Here’s why. The type of therapy that Emily received is called autologous immunotherapy. Physicians first collect the patient’s own blood at a blood center. The step is similar to dialysis and lasts several hours. Doctors then use special machines to strip out T lymphocytes and send them to a manufacturing facility where their DNA can be edited to attack the patient’s blood cancer and the cells grown in volume inside bioreactors. This step takes anywhere from three to six weeks. After that, the reengineered immune cells travel to the hospital, where they are injected back into the patient. “You have to have total assurance and quality control,” says Amy DuRoss, executive director of new business creation at GE Ventures. “Your own cells are a ‘living drug.’ If you receive someone else’s cells by accident, the results could be deadly.”
Vitruvian’s solutions will help “orchestrate” and monitor everything from logistics and manufacturing to ordering, scheduling and quality control. “Right now most nurses coordinate appointments and receive updates over the phone or by fax, which is inefficient and not the best use of their valuable time,” DuRoss says. “But because of our digital connectivity, Vitruvian’s technology will streamline a lot of the complexities behind the scenes, so that patients, providers and therapy manufacturers can enjoy a smooth, reliable experience that starts from ordering all the way through therapy administration.

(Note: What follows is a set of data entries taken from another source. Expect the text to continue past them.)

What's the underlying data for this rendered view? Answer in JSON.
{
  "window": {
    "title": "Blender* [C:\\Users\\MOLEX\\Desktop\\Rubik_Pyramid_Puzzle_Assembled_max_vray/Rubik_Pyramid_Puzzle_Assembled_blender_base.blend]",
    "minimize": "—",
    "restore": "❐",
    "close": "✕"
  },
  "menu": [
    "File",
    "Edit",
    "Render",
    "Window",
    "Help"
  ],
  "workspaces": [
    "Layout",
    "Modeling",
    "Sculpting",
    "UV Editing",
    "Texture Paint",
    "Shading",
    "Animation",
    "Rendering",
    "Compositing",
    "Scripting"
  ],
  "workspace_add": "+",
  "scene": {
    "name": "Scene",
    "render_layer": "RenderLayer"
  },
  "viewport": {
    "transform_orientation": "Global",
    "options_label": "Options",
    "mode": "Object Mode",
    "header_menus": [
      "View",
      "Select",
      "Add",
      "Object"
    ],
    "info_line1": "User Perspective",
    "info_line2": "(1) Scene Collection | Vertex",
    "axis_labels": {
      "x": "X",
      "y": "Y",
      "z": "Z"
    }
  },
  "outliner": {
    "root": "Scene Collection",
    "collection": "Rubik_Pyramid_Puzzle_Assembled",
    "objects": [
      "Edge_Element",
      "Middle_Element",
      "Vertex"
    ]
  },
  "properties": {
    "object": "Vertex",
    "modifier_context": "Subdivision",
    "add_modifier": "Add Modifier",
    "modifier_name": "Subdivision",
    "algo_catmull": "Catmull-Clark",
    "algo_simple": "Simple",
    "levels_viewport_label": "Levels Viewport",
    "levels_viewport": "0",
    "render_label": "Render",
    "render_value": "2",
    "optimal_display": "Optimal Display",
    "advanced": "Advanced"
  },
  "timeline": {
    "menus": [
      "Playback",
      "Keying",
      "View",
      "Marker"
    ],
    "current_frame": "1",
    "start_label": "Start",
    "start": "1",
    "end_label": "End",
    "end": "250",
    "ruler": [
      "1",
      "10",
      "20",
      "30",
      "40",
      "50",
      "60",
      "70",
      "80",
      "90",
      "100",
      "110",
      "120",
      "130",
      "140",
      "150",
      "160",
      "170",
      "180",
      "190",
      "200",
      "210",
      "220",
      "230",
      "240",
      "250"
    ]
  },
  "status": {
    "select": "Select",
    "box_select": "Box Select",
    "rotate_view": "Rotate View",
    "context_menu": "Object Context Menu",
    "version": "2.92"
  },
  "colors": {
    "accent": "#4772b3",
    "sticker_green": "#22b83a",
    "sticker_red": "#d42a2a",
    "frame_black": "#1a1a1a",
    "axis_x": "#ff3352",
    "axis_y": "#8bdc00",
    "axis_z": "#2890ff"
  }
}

Our system is more like a nexus between Amazon and FedEx. It will provide, in real time, optimal scheduling windows, updates on the status of a patient’s cells and data insights into how certain cell characterizations may affect treatment times and decisions.”
Mayo Clinic will supply Vitruvian with data and expertise related to biomarkers, processes and outcomes to help guide further development of personalized therapies. The company will also draw on know-how from GE Healthcare’s own cell therapy business, as well as software GE is already developing for the Industrial Internet to monitor and optimize everything from jet engines to power plants.
Vitruvian Networks will start by focusing on hard-to-treat blood cancers like the one that afflicted Emily. “It’s a very specific subset of blood cancer patients who’ve failed existing lines of treatment and are at the end of the road,” says GE Ventures’ Chapman. “But the potential is enormous — there are many future application opportunities within personalized medicine, all of which is great news for patients.”
This article originally appeared in GE Reports.